When talking to your claims representative, it is a very common practice for them to attempt to steer you to their preferred body shop to have the repairs done. Steering is illegal in most states; however, it is still a common practice. Do not be intimidated or coerced into taking your vehicle somewhere just because the insurance company wants you to use a particular shop. By law, you have the right to have your vehicle repaired by the repairer of your choice.
Insurance companies have agreements with body shops known as DRP’s (Direct Repair Providers). A DRP is an agreement between the body shop and an insurance company that usually means that the body shop agrees to price concessions for the insurance company. In exchange, the body shop is led to believe that more claims will be sent their way because they agreed to lower their prices for the insurance company.

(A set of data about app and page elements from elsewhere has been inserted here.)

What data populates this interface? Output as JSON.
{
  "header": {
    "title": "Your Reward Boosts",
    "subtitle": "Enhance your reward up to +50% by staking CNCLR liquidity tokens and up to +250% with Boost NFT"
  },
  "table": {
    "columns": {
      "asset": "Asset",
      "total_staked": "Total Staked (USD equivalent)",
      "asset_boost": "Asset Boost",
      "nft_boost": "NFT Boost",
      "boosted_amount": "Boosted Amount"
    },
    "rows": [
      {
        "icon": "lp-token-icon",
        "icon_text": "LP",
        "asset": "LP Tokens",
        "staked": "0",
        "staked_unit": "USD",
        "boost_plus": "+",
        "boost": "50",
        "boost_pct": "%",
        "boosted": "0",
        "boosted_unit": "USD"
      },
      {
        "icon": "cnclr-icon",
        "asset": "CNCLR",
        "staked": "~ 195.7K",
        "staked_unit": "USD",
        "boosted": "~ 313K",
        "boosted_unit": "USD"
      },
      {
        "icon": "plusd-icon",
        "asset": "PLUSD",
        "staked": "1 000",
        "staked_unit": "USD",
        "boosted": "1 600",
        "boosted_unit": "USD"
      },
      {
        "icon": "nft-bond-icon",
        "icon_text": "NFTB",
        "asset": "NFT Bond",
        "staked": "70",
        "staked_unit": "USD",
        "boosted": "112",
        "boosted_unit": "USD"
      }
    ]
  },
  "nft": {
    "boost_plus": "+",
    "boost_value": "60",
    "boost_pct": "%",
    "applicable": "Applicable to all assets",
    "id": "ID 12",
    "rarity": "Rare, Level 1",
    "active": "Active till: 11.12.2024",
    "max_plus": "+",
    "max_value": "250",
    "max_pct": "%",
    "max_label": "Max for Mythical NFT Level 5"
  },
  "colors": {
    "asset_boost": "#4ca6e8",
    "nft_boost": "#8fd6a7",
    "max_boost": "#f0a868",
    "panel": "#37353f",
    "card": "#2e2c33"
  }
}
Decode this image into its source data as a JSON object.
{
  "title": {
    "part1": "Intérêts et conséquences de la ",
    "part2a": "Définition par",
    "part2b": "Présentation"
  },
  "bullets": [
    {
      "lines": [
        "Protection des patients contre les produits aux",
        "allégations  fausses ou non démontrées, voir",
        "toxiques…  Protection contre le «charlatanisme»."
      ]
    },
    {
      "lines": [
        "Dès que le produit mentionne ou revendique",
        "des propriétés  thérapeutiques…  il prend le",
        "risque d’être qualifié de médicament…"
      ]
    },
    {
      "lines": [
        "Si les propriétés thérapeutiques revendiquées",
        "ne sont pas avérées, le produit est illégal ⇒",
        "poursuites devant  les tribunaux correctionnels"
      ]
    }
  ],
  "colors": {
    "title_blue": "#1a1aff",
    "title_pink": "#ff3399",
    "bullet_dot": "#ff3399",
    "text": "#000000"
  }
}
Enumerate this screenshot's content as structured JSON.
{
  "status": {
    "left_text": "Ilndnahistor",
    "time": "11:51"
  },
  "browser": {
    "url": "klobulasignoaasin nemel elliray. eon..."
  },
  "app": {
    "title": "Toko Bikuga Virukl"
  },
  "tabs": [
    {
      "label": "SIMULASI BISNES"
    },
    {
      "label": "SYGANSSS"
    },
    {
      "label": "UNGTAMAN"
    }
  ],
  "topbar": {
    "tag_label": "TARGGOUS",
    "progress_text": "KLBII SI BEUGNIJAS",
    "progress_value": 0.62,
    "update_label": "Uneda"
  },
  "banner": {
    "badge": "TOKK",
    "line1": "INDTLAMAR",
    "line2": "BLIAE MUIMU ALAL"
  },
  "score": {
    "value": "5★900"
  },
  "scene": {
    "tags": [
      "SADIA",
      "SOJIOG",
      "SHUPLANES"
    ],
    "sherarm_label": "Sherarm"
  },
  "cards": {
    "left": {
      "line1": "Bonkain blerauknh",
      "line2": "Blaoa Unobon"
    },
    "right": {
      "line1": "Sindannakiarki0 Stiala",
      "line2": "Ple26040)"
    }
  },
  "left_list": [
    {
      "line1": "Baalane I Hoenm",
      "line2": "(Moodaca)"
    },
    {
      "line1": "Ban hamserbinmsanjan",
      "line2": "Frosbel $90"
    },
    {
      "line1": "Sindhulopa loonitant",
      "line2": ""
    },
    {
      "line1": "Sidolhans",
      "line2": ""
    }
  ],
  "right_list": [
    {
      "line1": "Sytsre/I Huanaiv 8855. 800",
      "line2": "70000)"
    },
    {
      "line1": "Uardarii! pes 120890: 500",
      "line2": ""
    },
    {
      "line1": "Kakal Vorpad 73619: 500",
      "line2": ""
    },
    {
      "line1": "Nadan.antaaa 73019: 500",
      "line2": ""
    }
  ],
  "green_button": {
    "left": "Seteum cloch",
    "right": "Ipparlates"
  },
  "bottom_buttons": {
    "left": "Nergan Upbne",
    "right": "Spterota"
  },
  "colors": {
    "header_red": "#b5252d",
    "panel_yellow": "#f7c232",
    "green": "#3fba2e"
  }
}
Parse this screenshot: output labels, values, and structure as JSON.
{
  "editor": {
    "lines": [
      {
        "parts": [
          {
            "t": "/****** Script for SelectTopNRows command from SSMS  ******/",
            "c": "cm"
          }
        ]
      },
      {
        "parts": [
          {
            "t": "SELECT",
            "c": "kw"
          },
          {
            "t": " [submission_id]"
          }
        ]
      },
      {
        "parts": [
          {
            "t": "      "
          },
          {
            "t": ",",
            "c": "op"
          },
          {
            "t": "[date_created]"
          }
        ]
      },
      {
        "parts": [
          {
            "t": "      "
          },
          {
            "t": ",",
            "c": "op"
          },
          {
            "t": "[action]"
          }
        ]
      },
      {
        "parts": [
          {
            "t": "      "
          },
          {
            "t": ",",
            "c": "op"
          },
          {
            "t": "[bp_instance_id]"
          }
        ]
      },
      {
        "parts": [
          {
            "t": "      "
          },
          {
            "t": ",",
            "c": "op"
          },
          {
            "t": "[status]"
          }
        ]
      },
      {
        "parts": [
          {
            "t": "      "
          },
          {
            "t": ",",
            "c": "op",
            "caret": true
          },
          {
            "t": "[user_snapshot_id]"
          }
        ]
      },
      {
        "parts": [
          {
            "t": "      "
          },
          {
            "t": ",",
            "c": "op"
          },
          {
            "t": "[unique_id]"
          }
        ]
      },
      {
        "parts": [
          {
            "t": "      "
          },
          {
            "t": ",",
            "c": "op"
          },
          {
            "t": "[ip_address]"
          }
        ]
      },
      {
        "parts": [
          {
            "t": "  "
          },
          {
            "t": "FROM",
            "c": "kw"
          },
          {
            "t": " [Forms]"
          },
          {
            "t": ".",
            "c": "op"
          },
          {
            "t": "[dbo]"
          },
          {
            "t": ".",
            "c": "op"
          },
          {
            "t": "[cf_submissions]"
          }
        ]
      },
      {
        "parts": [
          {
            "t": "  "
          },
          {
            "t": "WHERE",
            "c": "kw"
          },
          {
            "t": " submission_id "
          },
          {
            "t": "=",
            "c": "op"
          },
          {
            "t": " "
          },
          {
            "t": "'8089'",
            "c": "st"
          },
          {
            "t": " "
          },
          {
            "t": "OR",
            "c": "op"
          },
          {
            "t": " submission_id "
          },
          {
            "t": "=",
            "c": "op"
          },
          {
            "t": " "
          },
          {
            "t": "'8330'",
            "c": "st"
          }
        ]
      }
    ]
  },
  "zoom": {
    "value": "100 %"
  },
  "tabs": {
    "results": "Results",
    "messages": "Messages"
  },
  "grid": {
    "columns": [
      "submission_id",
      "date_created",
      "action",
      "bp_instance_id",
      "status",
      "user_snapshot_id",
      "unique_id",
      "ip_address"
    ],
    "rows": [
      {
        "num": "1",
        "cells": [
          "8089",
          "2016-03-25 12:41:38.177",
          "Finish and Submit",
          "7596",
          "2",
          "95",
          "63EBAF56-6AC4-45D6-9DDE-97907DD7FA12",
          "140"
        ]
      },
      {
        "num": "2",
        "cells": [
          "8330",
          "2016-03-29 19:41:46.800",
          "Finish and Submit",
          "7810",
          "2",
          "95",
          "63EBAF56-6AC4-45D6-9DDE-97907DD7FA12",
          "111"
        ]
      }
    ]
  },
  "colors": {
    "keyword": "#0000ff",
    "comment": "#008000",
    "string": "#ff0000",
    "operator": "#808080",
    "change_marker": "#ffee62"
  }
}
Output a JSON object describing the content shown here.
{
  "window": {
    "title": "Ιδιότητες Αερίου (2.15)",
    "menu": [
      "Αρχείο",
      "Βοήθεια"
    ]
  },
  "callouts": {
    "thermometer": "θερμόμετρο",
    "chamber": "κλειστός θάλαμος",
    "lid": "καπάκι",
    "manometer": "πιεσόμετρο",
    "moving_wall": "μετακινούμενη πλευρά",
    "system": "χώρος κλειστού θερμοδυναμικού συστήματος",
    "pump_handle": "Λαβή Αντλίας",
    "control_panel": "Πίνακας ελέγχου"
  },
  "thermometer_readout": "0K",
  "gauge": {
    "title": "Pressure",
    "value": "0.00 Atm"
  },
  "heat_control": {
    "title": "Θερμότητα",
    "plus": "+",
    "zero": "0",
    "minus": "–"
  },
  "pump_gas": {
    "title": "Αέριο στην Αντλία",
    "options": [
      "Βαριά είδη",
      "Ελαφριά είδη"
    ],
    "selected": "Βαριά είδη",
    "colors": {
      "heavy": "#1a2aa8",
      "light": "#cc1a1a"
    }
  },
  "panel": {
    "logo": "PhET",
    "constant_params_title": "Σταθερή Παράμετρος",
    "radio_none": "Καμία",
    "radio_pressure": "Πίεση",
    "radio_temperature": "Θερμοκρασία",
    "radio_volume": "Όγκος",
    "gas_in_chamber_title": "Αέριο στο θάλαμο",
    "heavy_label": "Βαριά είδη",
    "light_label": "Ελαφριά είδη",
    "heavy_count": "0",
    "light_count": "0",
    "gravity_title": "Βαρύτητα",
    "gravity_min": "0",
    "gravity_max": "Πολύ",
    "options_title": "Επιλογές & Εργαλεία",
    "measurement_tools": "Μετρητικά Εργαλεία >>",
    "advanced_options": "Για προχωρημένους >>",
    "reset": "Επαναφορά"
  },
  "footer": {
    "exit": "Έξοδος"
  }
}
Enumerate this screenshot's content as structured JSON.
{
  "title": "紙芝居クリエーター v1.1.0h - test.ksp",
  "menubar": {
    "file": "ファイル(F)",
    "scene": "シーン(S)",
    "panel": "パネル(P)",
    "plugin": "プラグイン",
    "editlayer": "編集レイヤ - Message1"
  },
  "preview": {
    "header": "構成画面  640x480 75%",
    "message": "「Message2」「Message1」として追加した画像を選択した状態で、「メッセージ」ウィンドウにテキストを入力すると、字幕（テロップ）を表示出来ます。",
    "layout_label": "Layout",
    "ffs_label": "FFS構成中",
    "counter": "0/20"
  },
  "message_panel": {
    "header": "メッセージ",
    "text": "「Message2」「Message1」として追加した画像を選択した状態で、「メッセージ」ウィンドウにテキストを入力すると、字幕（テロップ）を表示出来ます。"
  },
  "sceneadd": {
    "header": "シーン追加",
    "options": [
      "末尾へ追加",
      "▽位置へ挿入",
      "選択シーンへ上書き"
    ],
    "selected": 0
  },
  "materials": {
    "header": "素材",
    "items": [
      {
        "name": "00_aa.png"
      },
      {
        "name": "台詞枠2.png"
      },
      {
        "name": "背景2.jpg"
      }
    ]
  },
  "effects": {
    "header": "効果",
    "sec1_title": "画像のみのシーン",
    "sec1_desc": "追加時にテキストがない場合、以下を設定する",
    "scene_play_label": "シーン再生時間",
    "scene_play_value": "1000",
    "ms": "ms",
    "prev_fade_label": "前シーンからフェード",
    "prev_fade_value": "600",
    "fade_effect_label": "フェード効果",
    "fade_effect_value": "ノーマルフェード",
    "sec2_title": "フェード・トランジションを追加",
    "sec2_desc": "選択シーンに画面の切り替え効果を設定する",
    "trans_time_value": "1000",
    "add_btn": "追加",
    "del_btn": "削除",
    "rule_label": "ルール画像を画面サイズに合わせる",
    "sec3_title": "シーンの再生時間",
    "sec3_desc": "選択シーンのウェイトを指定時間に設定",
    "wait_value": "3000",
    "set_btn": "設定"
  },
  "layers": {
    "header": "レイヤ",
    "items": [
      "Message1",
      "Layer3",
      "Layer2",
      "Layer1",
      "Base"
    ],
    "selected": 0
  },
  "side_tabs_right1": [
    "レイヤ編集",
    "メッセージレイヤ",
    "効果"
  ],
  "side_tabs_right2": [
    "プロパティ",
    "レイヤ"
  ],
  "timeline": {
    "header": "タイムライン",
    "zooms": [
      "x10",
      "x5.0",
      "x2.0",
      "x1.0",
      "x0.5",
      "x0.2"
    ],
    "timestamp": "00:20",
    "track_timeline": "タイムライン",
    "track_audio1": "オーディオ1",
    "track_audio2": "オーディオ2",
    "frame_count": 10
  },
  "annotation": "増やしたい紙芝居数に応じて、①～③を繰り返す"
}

As a consumer you need to think clearly as to what this issue means for you. Do you really want your vehicle repaired by a body shop that agrees to fix it cheaper to get more work for them? Is a cheaper repair a quality repair? Not usually. Don’t fall victim to this game. If you don’t know a quality body shop, ask around and get recommendations from other consumers.
Some insurance companies will take this steering practice up a notch by intimidating you into thinking that they will not guarantee the repair if you have the car repaired by someone other than their list of preferred shops. This is not true. Each body shop guarantees their own repairs, not the insurance company.
Some insurers might tell you that if you take your car to the body shop of your choice, you might have to pay the difference if that body shop has higher labor rates than the ones that have DRP agreements with them. Again, this is not true. Your insurer has to pay reasonable and customary repair charges from the body shop of your choice.
In light of all these common [and illegal] steering practices, it doesn’t make good sense to take your vehicle somewhere because the insurance company says so. Look at it like this: Does the third party (your insurance company) that pays for your claim really have your best interest in mind? Or, are they referring you to this shop so they can save money? As the old adage goes, “You usually get what you pay for.”
The intention of this article is not to paint all insurance companies as villains. We are trying to educate you to make informed choices about your vehicle repairs. Don’t be unknowingly steered.